92°F
weather icon Clear

Applications begin for FEMA’s COVID-19 funeral assistance program

A federal program to reimburse funeral costs of those killed by the coronavirus began accepting applications Monday.

To be eligible for the COVID-19 funeral assistance program through the Federal Emergency Management Agency, applicants must have incurred funeral expenses after Jan. 20, 2020.

According to the agency’s website, the program can cover costs including transportation of up to two people to identify the deceased, transfer of remains, a casket or urn, a burial site, a headstone, arrangement of the funeral ceremony, cremation costs and use of funeral home equipment or staff.

Only funerals from deaths that occurred in the United States, including U.S. territories, are eligible for funeral reimbursement. The death certificate must show the death was caused by, may have been caused by, or was likely the result of COVID-19 or symptoms related to the disease.

The agency will not accept online applications.

To begin the application process, call 844-684-6333. The process should take about 20 minutes to complete.

Reimbursements are limited to $9,000 per funeral, with a maximum of $35,500 per application, per state. There is no set deadline to apply.

If approved for reimbursement, money will be distributed by either direct deposit or by a check in the mail, whichever is chosen during the application process. Information about the person who died, including their social security number and date of birth, will be required to apply.

A copy of the death certificate, documentation of funeral expenses and proof of assistance from any other source must be provided to the agency.

For more information, visit FEMA’s website.

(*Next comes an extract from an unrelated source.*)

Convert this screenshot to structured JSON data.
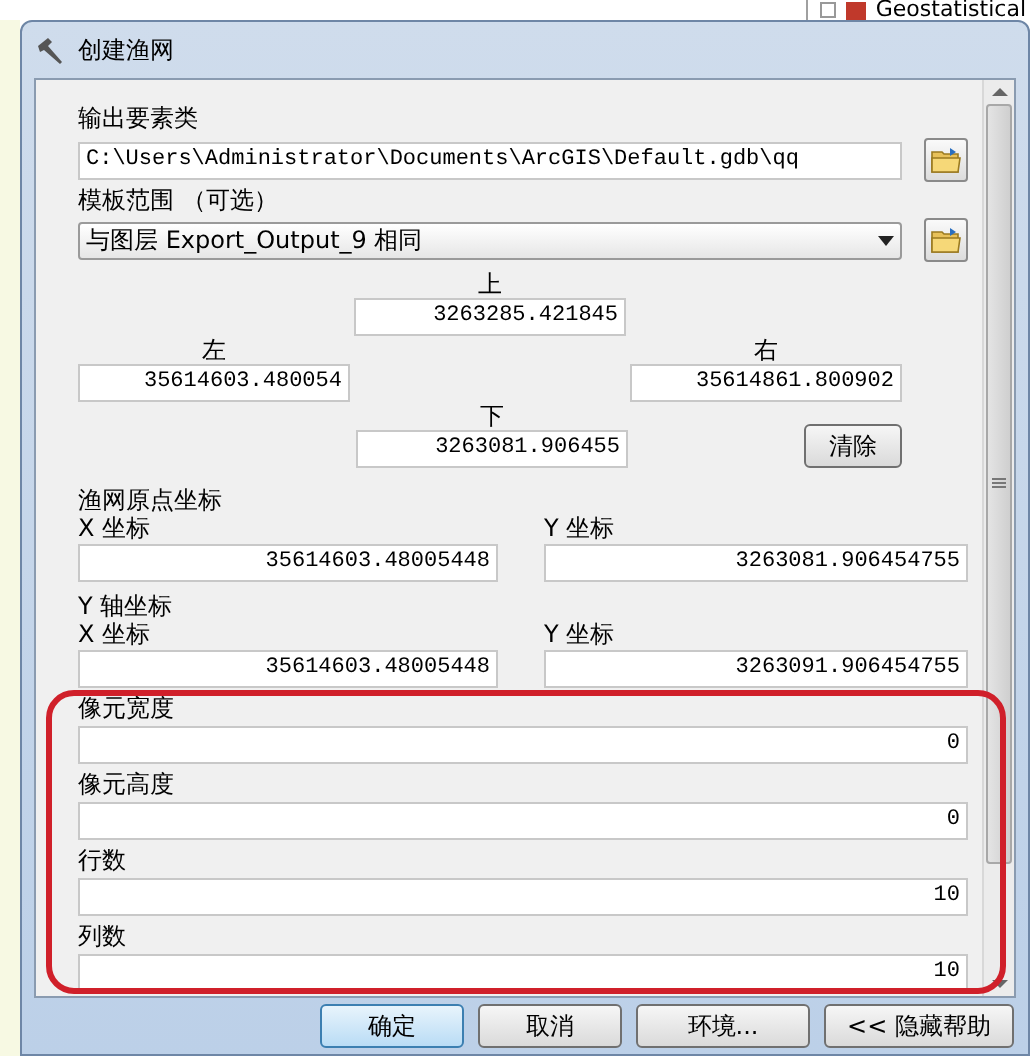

Contact Blake Apgar at bapgar@reviewjournal.com or 702-387-5298. Follow @blakeapgar on Twitter.

THE LATEST
US job growth slows sharply in April

America’s employers added just 266,000 jobs last month, sharply lower than in March and a sign that some businesses are struggling to find enough workers.

Mexico City subway crash survivor reflects on choice to change cars

A decision to change cars to get closer to a station exit may have saved Erik Bravo, a 34-year-old financial adviser who survived the collapse of an elevated line in Mexico City’s subway system that killed 25 people and injured around 80.

Sheriff: 6th-grade girl shoots 3 at Idaho school before teacher disarms her

The three were shot in their extremities and were expected to survive, officials said at a news conference. Jefferson County Sheriff Steve Anderson says the girl pulled a handgun from her backpack and fired multiple rounds inside and outside Rigby Middle School.

Expected 7, Mali woman gives birth to 9 babies in Morocco

A Malian woman has given birth to nine babies at once — after expecting seven, according to Mali’s Minister of Health and the Moroccan clinic where the nonuplets were born.